Banfield was General Secretary of the Amalgamated Union of Operative Bakers, Confectioners and Allied Workers from 1915 until he retired in 1940.[2] He unsuccessfully contested the 1918 general election in Birmingham Aston. When the Labour Party unexpectedly gained control of Fulham Borough Council in 1919 they added Banfield to the Aldermanic bench to add political and trade union expertise.

Banfield was a government delegate representing the work people at Geneva from 1924 to 1925.

He was unsuccessful in Fulham West at a by-election in 1930 and at the 1931 general election.[3]

In 1932, the Conservative MP for Wednesbury, Viscount Ednam succeeded to the peerage as Earl of Dudley, triggering a by-election in July 1932. Banfield was selected as Labour's candidate, hoping to regain a seat which had been held by Labour from 1918 to 1931. After a campaign focusing on the means test for unemployment benefit (in a constituency with 12,000 unemployed), Banfield won the Wednesbury 1932 by-election. He was re-elected at the 1935 general election.[3]

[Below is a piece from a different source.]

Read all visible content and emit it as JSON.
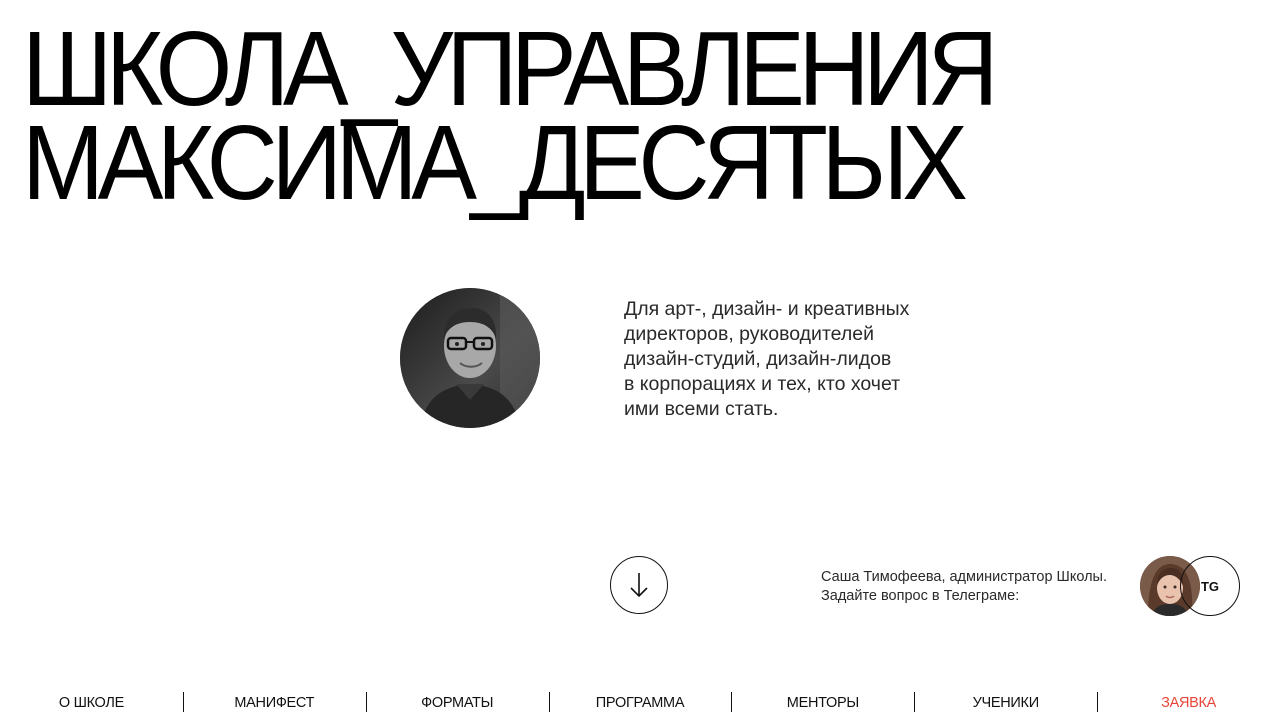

In December 1936, he delivered an address, 'Sunday: An M.P.'s Convictions' at the Alliance Birthday Celebrations of the Imperial Alliance for the Defence of Sunday, arguing that Sunday should be a day of rest and worship.

In June 1937 he made a speech in Parliament, proposing the addition of a clause to the Factories Bill: Prohibition of night work in bakehouses.[4] His campaigning led to him being known as "the bakers' MP".

Banfield died aged 69, in Hammersmith, London of a heart attack shortly before the 1945 general election.

A block of council flats, William Banfield House in Munster Road, Fulham, SW6 was named after him.

His son, Frank Walter Banfield (1905-1970), served the borough for 26 years, as a councillor, Mayor of Fulham (1952-1953), Vice Chairman of the London County Council (1953-1954) and GLC member. He was an Alderman of the Greater London Council from 1964 until his death in 1970. Frank Banfield Park in Fulham Palace Road was named after him in October 1975.


  1. ^ "House of Commons constituencies beginning with "W" (part 2)". Leigh Rayment's House of Commons pages. Retrieved 2009-04-04. 
  2. ^ Who's Who of British Members of Parliament: Volume III, 1919-1945. (Stenton, M. & Lees, S., 1979, p18)
  3. ^ a b Craig, F. W. S. (1983) [1969]. British parliamentary election results 1918–1949 (3rd ed.). Chichester: Parliamentary Research Services. ISBN 0-900178-06-X. 
  4. ^ Prohibition of night work in bakehouses.


External links[edit]

Parliament of the United Kingdom
Preceded by
The Viscount Ednam
Member of Parliament for Wednesbury
Succeeded by
Stanley Evans